5 / 5 (2) Sep 08, 2010
I think that if you take this article in conjunction with the following article:

http://www.physor...758.html

It gives an interesting perspective on two views of the time around the end of the last ice age. It would be interesting to know how close together in time these were.
Sancho
1 / 5 (1) Sep 09, 2010
So cap-and-trade might have prevented the last ice age from ending? ... This article claims rising C02 levels were responsible for global warming then. How is that possible? C02 is evenly dispersed around the planet. Why would only one hemisphere be affected? It would be more accurate to say that rising C02 levels accompanied warming.
mabbutt
not rated yet Sep 09, 2010
I don't understand the claim that CO2 is "evenly dispersed around the world". The variations may not be great, but I'd like to see some of ref to a study of its distribution because the following facts of physical chemistry and geography seem to me to suggest it should in higher concentrations in the Southern Hemishere: (1) CO2 has a higher molecular weight than N2 and O2; at high concentrations (as near the killer lakes in Africa) CO2 will exclude O2 for days in low lying areas; at atmospheric consentrations, the operations of combinatorial and thermodynamic entropy will permit greater dispersion than higher molecular wt and partial pressure would suggest but not by much. So a much lower percentage of CO2 should be above 10,000 feet than the percentage of O2 and N2. (2) "Consumption" of CO2 should be greater in the North since it has more algae supporting coast line, colder oceans, more plant biomass on land; it should exclude more CO2 as well, having much more land above 10,000 ft.
R_R
1 / 5 (6) Sep 09, 2010
New Zealand lost its glaciers for the same reason North America did, the Pole Shift of 10500 BC moved these areas well outside the polar circles, no more complicated then taking an ice cube from the freezer and placing it on a hot sidewalk.
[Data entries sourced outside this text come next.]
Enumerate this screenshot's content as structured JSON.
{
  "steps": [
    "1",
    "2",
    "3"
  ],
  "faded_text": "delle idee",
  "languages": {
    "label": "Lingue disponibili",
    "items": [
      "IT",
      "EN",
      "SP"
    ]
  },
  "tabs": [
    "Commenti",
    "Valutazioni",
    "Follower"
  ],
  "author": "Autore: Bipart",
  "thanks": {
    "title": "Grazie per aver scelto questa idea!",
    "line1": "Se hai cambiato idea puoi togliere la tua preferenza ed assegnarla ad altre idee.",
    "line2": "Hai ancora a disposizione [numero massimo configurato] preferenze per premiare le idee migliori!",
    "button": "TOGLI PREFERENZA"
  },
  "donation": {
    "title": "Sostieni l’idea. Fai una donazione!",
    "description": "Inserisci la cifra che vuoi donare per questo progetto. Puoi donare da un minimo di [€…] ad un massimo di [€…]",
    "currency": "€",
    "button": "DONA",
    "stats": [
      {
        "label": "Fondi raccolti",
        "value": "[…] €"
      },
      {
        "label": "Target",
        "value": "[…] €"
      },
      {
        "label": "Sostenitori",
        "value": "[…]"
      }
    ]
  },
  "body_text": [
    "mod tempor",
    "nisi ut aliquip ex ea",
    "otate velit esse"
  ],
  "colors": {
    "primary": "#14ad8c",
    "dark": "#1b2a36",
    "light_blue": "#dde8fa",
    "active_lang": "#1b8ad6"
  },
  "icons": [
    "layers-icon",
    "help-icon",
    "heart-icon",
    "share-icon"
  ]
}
The real mystery is why this lie about an Ice Age is not challenged.
DragonHunter
5 / 5 (2) Sep 19, 2010
The reason, is because catastrphic tectonic movement related to Pole shift=Balderdash